In one sense, marketing ROI is a matter of relatively simple math. The perform-or-die pressure of proving marketing ROI can cause the collective shoulders of a company’s marketing team to tense up. But in reality, marketing ROI is relatively simple math.
Chief Marketer recently spoke with Jim Lenskold—president of the Lenskold Group marketing consultancy and a member of the B2B LeadsCon advisory board—to get his thoughts on the best ways to measure marketing ROI, the growing interest in social ROI and why it’s all about improving (not proving) marketing performance.
“Many marketers get concerned that ROI is a pass/fail metric that will eliminate any marketing initiative that does not generate the required financial return,” he says. “But it is really an ongoing improvement process that helps identify how changes to strategic decisions—such as targeting, offers or integration of diverse tactics—can better impact purchase decisions and long-term customer value.”
CHIEF MARKETER: How has the meaning of marketing ROI changed over the years?
LENSKOLD: While the definition of ROI has not changed, the marketing community now has a better understanding that this is a financial metric that helps guide marketing strategies and tactics to deliver greater sales, revenue and profits.

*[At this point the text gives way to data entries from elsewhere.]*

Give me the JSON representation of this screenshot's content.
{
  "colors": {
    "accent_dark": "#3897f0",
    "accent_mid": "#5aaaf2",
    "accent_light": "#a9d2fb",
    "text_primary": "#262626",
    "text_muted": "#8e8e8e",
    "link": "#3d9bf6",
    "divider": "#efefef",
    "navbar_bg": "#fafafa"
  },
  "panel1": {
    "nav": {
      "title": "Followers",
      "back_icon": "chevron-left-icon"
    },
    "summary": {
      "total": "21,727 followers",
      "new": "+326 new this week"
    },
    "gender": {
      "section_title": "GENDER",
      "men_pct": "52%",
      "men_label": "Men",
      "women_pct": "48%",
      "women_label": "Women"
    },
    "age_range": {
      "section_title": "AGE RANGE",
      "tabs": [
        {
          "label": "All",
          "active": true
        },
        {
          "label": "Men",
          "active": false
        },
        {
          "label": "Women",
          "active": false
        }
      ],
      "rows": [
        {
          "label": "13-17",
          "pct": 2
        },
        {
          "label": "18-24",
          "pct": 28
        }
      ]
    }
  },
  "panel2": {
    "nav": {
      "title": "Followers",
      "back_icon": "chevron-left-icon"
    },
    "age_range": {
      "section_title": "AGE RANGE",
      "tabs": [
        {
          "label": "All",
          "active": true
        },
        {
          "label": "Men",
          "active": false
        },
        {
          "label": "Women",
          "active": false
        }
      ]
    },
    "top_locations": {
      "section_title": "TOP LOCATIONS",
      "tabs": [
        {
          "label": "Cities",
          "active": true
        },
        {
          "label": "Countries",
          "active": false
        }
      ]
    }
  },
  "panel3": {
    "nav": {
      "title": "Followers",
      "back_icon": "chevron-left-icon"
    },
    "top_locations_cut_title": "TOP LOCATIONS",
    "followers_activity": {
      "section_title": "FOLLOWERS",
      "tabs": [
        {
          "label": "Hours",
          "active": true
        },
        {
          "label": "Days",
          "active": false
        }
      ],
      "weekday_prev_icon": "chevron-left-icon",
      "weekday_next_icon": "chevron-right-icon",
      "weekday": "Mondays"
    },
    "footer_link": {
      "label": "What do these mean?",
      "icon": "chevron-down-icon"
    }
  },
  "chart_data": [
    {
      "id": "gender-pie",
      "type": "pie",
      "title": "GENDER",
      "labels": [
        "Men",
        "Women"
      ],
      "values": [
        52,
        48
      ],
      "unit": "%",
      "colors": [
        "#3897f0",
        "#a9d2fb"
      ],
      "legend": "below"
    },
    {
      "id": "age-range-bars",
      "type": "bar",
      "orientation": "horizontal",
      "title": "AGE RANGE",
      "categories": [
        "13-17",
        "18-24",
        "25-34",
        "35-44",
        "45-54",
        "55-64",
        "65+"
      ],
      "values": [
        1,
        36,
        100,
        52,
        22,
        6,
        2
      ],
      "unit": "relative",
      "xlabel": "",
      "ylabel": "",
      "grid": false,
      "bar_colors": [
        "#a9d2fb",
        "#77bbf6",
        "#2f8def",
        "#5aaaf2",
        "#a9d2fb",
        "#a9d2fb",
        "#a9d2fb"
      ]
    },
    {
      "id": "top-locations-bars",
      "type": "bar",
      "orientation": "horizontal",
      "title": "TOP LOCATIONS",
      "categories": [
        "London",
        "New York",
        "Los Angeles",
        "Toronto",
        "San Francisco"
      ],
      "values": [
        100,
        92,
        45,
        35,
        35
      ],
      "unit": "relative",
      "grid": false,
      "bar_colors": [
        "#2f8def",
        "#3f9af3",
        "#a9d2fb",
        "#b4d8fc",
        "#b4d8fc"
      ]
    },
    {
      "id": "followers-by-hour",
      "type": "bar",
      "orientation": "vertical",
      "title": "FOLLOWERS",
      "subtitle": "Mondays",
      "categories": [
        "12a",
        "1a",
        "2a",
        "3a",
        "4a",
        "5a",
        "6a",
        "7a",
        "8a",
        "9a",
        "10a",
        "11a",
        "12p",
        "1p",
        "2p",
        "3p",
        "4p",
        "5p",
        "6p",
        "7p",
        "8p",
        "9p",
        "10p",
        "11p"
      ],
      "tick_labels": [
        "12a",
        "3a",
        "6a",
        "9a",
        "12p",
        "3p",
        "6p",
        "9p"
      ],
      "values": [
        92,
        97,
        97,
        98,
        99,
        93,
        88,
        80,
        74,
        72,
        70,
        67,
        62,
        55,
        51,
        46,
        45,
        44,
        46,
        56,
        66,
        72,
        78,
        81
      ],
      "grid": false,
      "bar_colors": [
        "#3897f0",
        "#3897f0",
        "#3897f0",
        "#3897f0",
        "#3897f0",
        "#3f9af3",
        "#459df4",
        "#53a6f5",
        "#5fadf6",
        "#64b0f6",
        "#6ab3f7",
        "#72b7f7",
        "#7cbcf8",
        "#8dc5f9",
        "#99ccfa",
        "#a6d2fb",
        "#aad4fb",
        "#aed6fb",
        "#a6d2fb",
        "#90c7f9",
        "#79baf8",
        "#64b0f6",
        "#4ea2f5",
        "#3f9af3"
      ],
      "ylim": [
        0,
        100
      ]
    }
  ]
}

CM: When a marketer wants to improve their ROI, what’s the first thing to consider?
LENSKOLD: First you need to understand the marketing strategy and how that is intended to influence sales and financial outcomes. [You need to] establish a clear connection between a marketing contact and the purchase decision. Then it is easier to determine the measurement approach and access the actual impact of marketing.
CM: How do you begin this process?

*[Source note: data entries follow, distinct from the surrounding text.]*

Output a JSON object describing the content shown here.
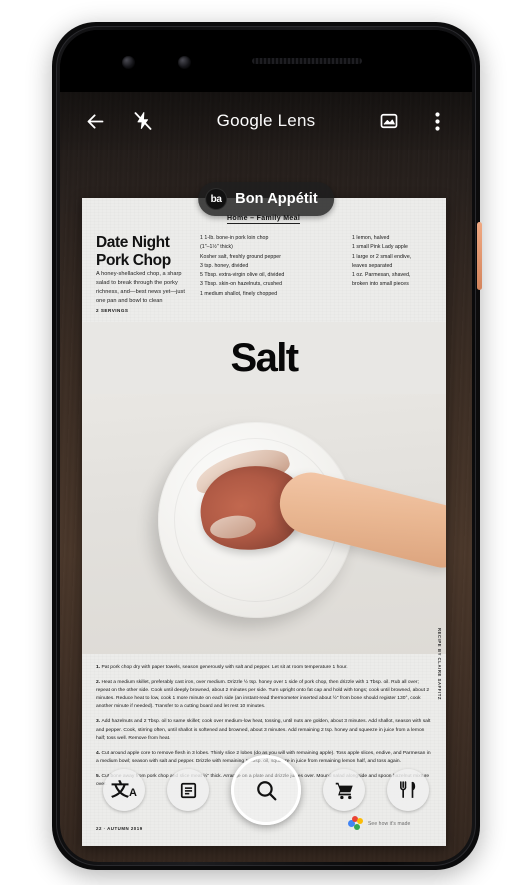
{
  "app": {
    "title_brand": "Google",
    "title_product": "Lens"
  },
  "appbar": {
    "back_label": "back-arrow",
    "flash_label": "flash-off",
    "gallery_label": "photos",
    "overflow_label": "more-options"
  },
  "result_chip": {
    "logo_text": "ba",
    "label": "Bon Appétit"
  },
  "magazine": {
    "kicker": "Home – Family Meal",
    "headline": "Date Night\nPork Chop",
    "dek": "A honey-shellacked chop, a sharp salad to break through the porky richness, and—best news yet—just one pan and bowl to clean",
    "servings": "2 SERVINGS",
    "feature_title": "Salt",
    "ingredients_col1": [
      "1 1-lb. bone-in pork loin chop",
      "   (1\"–1½\" thick)",
      "   Kosher salt, freshly ground pepper",
      "3 tsp. honey, divided",
      "5 Tbsp. extra-virgin olive oil, divided",
      "3 Tbsp. skin-on hazelnuts, crushed",
      "1 medium shallot, finely chopped"
    ],
    "ingredients_col2": [
      "1 lemon, halved",
      "1 small Pink Lady apple",
      "1 large or 2 small endive,",
      "leaves separated",
      "1 oz. Parmesan, shaved,",
      "broken into small pieces"
    ],
    "steps": [
      {
        "num": "1.",
        "text": "Pat pork chop dry with paper towels, season generously with salt and pepper. Let sit at room temperature 1 hour."
      },
      {
        "num": "2.",
        "text": "Heat a medium skillet, preferably cast iron, over medium. Drizzle ½ tsp. honey over 1 side of pork chop, then drizzle with 1 Tbsp. oil. Rub all over; repeat on the other side. Cook until deeply browned, about 2 minutes per side. Turn upright onto fat cap and hold with tongs; cook until browned, about 2 minutes. Reduce heat to low, cook 1 more minute on each side (an instant-read thermometer inserted about ½\" from bone should register 130°, cook another minute if needed). Transfer to a cutting board and let rest 10 minutes."
      },
      {
        "num": "3.",
        "text": "Add hazelnuts and 2 Tbsp. oil to same skillet; cook over medium-low heat, tossing, until nuts are golden, about 3 minutes. Add shallot, season with salt and pepper. Cook, stirring often, until shallot is softened and browned, about 3 minutes. Add remaining 2 tsp. honey and squeeze in juice from a lemon half; toss well. Remove from heat."
      },
      {
        "num": "4.",
        "text": "Cut around apple core to remove flesh in 3 lobes. Thinly slice 2 lobes (do as you will with remaining apple). Toss apple slices, endive, and Parmesan in a medium bowl; season with salt and pepper. Drizzle with remaining 1 Tbsp. oil, squeeze in juice from remaining lemon half, and toss again."
      },
      {
        "num": "5.",
        "text": "Cut bone away from pork chop and slice meat ½\" thick. Arrange on a plate and drizzle juices over. Mound salad alongside and spoon hazelnut mixture over."
      }
    ],
    "folio": "22 · AUTUMN 2019",
    "credit": "RECIPE BY CLAIRE SAFFITZ",
    "google_footer": "See how it's made"
  },
  "toolbar": {
    "translate_label": "Translate",
    "translate_glyph": "文",
    "translate_sub": "A",
    "text_label": "Text",
    "search_label": "Search",
    "shopping_label": "Shopping",
    "dining_label": "Dining"
  },
  "colors": {
    "accent": "#4285f4",
    "wood_dark": "#2a221e",
    "paper": "#ececea",
    "chip_bg": "#1e1e1e",
    "side_button": "#e0936c"
  }
}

LENSKOLD: The first step should generate new insights into financial contribution and support improvement in performance. This could include running basic ROI scenarios to improve the profit potential of upcoming campaigns or putting basic measurements in place to identify higher-performing campaigns. This will help build momentum to support higher levels of ROI measurements.
CM: What are the biggest mistakes companies make when trying to calculate marketing ROI?

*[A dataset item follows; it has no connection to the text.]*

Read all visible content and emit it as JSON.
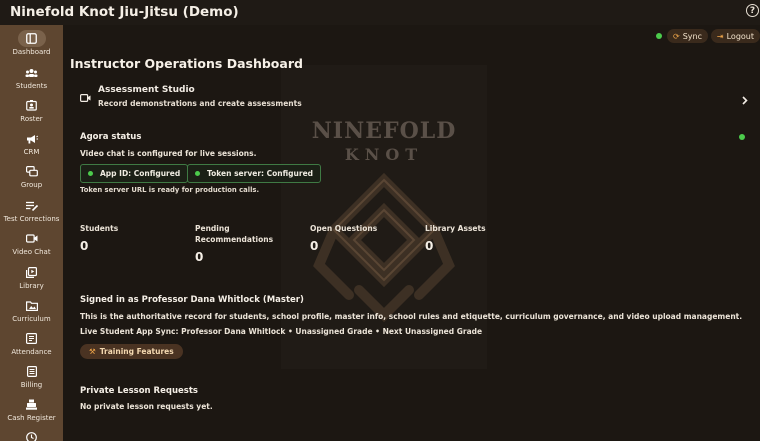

LENSKOLD: The two key areas to watch for are having an accurate ROI calculation and establishing standard practices to measure and support decisions on a consistent basis. Return on investment is a financial metric that assesses the net profit relative to the investment, and marketing gains more credibility when the finance team buys into the calculation. Standard practices also build credibility when the marketing organization consistently demonstrates a commitment to reallocate budget to higher-performing marketing initiatives.
CM: What are the most important metrics to consider?
LENSKOLD: ROI is driven by three primary metrics, incremental sales, the average profit per customer (or per sale) and the cost per sale. Other metrics provide valuable insight and can be aligned to ROI based on the relationship to one or more of those three. In fact, today’s marketers need to pay more attention to measuring the average profit per customer, since that can be an overlooked outcome of more robust content marketing and nurturing.
CM: How early in the process should you start considering ROI?
LENSKOLD: There is a lot of value in running ROI scenarios in the planning stage to improve the profit potential of upcoming campaigns. Seeing the marketing spend relative to the expected financial outcomes will identify the critical success factors in the campaign plan and also identify what should be measured.
CM: How are you seeing marketers measuring social media ROI?
LENSKOLD: There is definitely interest in social media ROI, but it tends to be a lower priority since it typically represents such as small portion of the marketing budget. The challenge with social is measuring the impact on purchase decisions. We’ve run modeling measurements for clients that assess the sales contribution from all marketing channels, including social media. In some cases, a solid strategy and the relatively low cost of the channel can take some pressure off measuring ROI. But it is still valuable to map out the intended outcomes to understand how and when social media marketing will influence purchase decisions.
CM: Are there any trends in ROI measurement you’re seeing?
LENSKOLD: Marketing automation has introduced more detailed data on buyer behaviors, bringing new insights into nurturing and engagement marketing. The benefit has been an improvement in tracking campaign outcomes. But these are very tactical measures. We’re seeing an emerging interest in deeper analytics of this rich data set to better understand more strategic outcomes such as optimizing multi-touch engagement and improving integration across the path to purchase.